Myopic policy

If the meeting of the Interministerial Committee Against Narcotics yesterday confirmed one thing, it is that one cannot expect Greece to break fresh ground in fighting the scourge of drugs. The committee, of course, took some positive decisions such as to expand the supply network of drug substitutes to addicts and reduce the maximum punishment for drug use. However, once again it refused to examine the possibility of decriminalizing drug use, despite Health Minister Costas Stefanis’s recommendations.
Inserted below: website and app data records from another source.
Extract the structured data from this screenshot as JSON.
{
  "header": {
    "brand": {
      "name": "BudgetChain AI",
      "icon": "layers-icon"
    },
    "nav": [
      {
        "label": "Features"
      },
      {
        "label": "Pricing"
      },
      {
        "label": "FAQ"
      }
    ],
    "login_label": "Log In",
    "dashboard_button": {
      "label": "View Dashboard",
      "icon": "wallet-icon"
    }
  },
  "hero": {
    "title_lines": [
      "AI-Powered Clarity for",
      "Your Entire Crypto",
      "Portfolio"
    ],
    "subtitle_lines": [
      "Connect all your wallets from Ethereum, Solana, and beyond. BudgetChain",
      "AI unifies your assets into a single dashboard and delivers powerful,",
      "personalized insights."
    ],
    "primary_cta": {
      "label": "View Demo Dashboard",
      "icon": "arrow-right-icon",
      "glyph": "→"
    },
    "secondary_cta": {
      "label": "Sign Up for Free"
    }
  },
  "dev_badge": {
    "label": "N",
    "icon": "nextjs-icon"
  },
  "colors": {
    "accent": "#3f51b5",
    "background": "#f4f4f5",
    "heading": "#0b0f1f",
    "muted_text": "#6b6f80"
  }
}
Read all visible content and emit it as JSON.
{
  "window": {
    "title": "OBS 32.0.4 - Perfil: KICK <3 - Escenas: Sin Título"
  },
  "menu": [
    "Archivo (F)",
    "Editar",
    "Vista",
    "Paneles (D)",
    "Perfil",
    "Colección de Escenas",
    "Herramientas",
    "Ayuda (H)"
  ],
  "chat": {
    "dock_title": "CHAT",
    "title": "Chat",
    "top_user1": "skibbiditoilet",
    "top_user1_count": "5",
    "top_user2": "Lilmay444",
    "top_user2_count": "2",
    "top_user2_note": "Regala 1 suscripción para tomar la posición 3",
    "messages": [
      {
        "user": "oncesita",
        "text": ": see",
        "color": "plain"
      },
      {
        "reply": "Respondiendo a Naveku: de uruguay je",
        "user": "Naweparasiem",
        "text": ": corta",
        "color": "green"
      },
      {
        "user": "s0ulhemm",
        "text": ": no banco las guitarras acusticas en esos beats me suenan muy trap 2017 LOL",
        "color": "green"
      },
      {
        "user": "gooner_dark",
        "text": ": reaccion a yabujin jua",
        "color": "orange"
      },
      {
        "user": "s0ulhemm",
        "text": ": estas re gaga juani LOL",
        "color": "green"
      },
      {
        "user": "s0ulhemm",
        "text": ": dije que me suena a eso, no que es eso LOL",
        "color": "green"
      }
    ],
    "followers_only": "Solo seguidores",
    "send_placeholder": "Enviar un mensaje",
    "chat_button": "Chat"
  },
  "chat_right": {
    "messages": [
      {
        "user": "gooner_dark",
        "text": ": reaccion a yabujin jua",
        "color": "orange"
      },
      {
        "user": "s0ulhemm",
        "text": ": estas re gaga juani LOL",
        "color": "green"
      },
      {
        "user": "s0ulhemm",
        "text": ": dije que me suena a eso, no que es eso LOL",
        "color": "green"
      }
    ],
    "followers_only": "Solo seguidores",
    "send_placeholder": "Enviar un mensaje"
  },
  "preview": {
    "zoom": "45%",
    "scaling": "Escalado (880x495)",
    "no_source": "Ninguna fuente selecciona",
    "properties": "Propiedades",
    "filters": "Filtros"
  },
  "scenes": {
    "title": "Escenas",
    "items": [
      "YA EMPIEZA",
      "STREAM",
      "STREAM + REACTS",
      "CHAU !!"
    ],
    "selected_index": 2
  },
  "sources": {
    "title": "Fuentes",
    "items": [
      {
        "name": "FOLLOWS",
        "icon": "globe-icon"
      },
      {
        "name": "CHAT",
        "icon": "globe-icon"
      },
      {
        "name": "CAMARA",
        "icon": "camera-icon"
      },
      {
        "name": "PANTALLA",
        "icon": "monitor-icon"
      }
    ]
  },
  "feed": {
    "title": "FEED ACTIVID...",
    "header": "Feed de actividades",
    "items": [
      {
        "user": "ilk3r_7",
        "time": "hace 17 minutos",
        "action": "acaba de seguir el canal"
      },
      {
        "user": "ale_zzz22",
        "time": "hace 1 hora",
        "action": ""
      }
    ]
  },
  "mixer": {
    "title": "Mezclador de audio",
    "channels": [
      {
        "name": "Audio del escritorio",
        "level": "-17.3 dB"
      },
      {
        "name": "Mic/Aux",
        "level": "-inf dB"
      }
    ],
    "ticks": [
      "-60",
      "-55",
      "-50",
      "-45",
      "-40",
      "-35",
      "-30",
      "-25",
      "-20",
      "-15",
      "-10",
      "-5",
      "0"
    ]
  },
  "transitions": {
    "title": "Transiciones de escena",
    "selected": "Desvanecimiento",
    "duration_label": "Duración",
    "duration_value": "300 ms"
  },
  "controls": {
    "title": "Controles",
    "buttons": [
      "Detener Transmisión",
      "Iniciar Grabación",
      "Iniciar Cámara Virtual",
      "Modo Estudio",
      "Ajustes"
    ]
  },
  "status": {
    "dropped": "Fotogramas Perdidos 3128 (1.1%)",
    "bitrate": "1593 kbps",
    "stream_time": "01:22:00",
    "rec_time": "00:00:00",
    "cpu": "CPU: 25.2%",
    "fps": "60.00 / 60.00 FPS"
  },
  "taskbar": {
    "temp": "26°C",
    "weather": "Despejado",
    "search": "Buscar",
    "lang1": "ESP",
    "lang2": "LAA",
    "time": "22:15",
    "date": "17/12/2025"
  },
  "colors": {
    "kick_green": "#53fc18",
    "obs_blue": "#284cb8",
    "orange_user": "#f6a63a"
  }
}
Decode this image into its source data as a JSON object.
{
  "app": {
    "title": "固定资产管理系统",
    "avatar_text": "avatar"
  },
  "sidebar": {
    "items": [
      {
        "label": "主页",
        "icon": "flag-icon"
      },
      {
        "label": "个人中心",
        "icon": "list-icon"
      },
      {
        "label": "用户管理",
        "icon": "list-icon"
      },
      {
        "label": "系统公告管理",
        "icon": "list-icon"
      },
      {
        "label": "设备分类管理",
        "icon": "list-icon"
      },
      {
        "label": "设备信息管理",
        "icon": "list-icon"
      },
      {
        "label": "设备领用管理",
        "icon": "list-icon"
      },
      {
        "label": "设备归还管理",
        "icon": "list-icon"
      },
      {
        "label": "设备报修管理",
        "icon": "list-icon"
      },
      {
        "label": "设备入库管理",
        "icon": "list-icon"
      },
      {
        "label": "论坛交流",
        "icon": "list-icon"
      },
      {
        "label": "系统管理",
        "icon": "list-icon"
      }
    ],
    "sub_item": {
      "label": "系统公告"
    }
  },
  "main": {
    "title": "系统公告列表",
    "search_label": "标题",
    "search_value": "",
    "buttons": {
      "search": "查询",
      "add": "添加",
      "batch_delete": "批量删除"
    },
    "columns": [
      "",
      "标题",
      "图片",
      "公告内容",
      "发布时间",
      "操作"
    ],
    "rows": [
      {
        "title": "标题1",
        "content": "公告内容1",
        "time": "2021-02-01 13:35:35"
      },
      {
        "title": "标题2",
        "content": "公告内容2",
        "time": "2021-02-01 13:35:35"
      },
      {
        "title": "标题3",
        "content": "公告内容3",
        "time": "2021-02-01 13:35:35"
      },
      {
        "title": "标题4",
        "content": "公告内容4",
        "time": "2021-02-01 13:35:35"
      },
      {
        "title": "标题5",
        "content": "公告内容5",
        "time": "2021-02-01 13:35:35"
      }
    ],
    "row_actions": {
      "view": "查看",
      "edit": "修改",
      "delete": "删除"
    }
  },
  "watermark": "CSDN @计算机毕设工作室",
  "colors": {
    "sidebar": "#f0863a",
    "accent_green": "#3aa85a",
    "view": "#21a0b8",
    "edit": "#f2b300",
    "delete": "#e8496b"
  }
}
Starting with the prime minister’s remark that «drug users are patients, not criminals,» the session finally concluded that the patient is a criminal also, except that his offense is not as serious: From now on he will be jailed for a maximum of one year but the penalty will not go on his criminal record. Stefanis’s proposal was rejected in the face of opposition by Justice Minister Philippos Petsalnikos, Public Order Minister Michalis Chrysochoidis, Education Minister Petros Efthymiou and Deputy Economy Minister Giorgos Floridis, who argued that decriminalizing drug use would tie police hands in the pursuit of the drug trade. But this is questionable, given that organizations such as Interpol and the FBI have occasionally asked authorities to consider broad decriminalization. In fact, decriminalizing drug use would deprive the police of very specific axes of pressure and exchange whose contribution in preventing the spread of such substances is highly questionable. Arrests and confiscations may rise but this is, in fact, a result of increased drug trafficking rather than of police repression. The decision to decriminalize drugs is not an easy one. But there seems to be no other way of tackling the issue. Even though authorities may deny this, their counter-drug measures have failed. The fall in the number of deaths of drug addicts in Athens is not attributed to police measures but rather to methadone and the decline in cocaine prices, which caused a demand shift away from injectable heroin. Doctors and criminologists are no longer considering the decriminalization of drug use – which is now considered a basic move – but the decriminalization of drugs per se, a move which is expected to slash the huge profit margins reaped by the illicit drug trade, eventually also pushing down demand in the long term. In the wake of yesterday’s decisions, it seems certain that arrests and sentencing will continue. Drugs will continue to change hands outside police stations and court rooms.